Tapping into the power of new scicomm formats to control the spread of coronavirus

As the world struggles to cope with the coronavirus pandemic, simple and appropriate science communication can be a very powerful in helping governments, local authorities, businesses, institutions, and the common public in controlling the spread and minimizing the damage caused by this pandemic.

I must admit that I just stopped short of writing the title as “Using science communication to flatten the curve.” But then, I figured that a lot of people might not relate to jargon like “flattening the curve.” Let me explain.

As the world struggles to cope with the coronavirus pandemic, simple and appropriate science communication can be a very powerful in helping governments, local authorities, businesses, institutions, and the common public in controlling the spread and minimizing the damage caused by this pandemic. Check out this GIF below showcased on the SpinOff website. In one simple graph, the reader can get an overview of how flattening the curve is a very effective and important strategy to help the entire world manage the coronavirus pandemic. The graph has now been translated into several languages for wider dissemination across geographies.

Flatten the curve

In simple terms, the healthcare system in any country of the world has a certain capacity, and if the spread of the coronavirus is not controlled, it might lead to unmanageable stress on the healthcare infrastructure and result in much higher number of casualties. Patients affected by the virus need isolation and utmost care, with some acute cases even needing ventilators to survive. Now, imagine what happens if our hospitals get a sudden influx of patients 10X their handling capacity? Many lives are bound to be lost, and healthcare staff will have to take the difficult call of deciding who gets the ICU bed or the ventilator! Do we want to be in such a situation?

Now, Dr Siouxsie Wiles, Head of the Bioluminescent Superbugs Lab at the University of Auckland, has gone a step ahead to explain what experts are now exhorting – we must aim to stop the spread rather than just aim to flatten the curve. This new GIF by Toby Morris on stopping the spread presents a brilliant illustration of the importance and benefits of moving quickly to stop the spread of the coronavirus.

Stop the spread!

The full article by Dr Siouxsie Wiles on what can be done to stop the spread can be read here on the SpinOff website. Governments, businesses, and various authorities need to act quickly to stop the spread.

The impact of newer, easy to consume formats

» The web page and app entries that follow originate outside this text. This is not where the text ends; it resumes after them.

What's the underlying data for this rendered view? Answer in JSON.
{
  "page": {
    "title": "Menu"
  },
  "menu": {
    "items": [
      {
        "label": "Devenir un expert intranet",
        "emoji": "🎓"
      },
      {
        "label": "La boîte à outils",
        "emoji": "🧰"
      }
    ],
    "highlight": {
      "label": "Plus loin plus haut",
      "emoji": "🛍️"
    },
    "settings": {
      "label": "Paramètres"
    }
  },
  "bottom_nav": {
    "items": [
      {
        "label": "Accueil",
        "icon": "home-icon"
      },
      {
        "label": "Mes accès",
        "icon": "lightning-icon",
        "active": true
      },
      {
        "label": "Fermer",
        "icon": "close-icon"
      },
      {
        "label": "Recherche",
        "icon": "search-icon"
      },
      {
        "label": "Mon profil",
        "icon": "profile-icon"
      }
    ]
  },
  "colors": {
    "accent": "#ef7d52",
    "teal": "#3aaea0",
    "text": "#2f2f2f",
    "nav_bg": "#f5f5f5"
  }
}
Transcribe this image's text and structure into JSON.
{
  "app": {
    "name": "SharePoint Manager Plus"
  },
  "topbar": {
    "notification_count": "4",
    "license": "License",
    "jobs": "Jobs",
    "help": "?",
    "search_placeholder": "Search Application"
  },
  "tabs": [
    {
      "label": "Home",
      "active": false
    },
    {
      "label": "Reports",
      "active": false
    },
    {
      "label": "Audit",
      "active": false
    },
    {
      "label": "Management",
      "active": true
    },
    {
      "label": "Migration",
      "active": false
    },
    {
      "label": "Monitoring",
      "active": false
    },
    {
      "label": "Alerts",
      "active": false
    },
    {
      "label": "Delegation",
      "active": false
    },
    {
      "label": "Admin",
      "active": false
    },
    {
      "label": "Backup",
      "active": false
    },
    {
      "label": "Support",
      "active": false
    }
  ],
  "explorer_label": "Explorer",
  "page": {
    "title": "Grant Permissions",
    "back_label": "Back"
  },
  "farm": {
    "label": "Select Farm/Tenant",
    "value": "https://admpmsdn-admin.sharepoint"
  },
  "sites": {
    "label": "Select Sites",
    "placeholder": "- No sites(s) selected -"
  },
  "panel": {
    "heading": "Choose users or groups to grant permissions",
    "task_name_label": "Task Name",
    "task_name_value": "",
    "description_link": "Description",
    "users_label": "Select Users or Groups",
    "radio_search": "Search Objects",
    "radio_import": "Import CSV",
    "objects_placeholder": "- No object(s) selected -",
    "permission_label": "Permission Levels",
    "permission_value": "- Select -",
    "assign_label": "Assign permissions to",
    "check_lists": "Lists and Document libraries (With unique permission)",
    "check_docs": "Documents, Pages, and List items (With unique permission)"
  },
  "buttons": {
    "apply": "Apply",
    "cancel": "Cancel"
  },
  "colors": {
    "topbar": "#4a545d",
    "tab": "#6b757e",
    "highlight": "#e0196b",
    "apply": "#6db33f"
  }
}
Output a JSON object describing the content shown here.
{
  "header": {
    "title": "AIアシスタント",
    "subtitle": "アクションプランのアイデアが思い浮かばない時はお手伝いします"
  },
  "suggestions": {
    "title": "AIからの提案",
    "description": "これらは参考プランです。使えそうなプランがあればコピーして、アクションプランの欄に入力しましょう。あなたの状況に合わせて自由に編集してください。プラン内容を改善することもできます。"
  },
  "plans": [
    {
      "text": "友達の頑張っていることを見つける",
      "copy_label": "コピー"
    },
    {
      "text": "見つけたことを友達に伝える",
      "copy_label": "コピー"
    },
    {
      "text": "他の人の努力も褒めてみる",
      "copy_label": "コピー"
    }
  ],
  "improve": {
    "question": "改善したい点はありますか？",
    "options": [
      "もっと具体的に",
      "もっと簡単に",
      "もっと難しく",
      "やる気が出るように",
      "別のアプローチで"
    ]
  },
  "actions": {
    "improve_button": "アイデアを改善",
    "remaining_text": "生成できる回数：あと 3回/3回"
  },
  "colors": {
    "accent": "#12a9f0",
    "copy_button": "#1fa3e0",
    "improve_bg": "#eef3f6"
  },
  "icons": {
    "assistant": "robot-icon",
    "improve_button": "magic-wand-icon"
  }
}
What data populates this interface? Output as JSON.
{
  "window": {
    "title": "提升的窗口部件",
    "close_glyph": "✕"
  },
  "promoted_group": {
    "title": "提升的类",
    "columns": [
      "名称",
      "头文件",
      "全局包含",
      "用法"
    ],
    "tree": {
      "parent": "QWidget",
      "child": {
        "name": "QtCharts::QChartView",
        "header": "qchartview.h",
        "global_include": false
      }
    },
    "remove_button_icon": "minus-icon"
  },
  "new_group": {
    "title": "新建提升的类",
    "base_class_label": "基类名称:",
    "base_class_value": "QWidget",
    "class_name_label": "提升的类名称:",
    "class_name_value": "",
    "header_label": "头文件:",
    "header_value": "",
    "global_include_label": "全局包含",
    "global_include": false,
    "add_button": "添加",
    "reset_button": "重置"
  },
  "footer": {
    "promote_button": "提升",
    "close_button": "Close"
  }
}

Now, allow me to elaborate on the original point I wish to make about the importance of science communication, more so of new formats in science communication, in stemming the spread of this global pandemic.

We need to understand that the public at large will always relate to something that can be consumed and understood easily and quickly as compared to complex research papers suited for a scientific audience. Just think of what has more potential to go viral on WhatsApp, TikTok, or Facebook groups worldwide? It’s always something that’s not too technical and what most people can relate to quickly.

There are several rumors doing the rounds on social media, ranging from coronavirus being an act of biological welfare to China orchestrating the entire pandemic to regain control of high-value technology companies from American and European investors at throw-away prices (phew!). And what’s common with all such rumor mills? Easy-to-consume formats that even the common man can understand and add thus to the virality of the unauthenticated information.

An unprecedented crisis requires concerted global effort

Hence, if global authorities are looking to educate the public and encourage quick and effective action, verified scientific information needs to be disseminated in easily understandable formats such as infographics, GIFs, and videos. I’d like to refer to one of my earlier posts on how The coronavirus has sparked a mini revolution of sorts in the need for Science Communication. But this is probably not enough. We need more such powerful infographics, GIFs, and videos to ensure quick action and compliance to minimize the damage caused by this devastating virus. Such formats of science communication can be a very powerful tool in driving home the point very quickly and effectively and enable quick decision-making.

Now is the time when the scientific community should embrace newer formats of communication, especially for issues that relate to direct action by the common public. The coronavirus pandemic is a crisis of unprecedented proportions and needs a concerted global effort to limit the unimaginable damage it can cause. It’s time that we take drastic steps to not just flatten the curve but also stop the spread globally. Act now!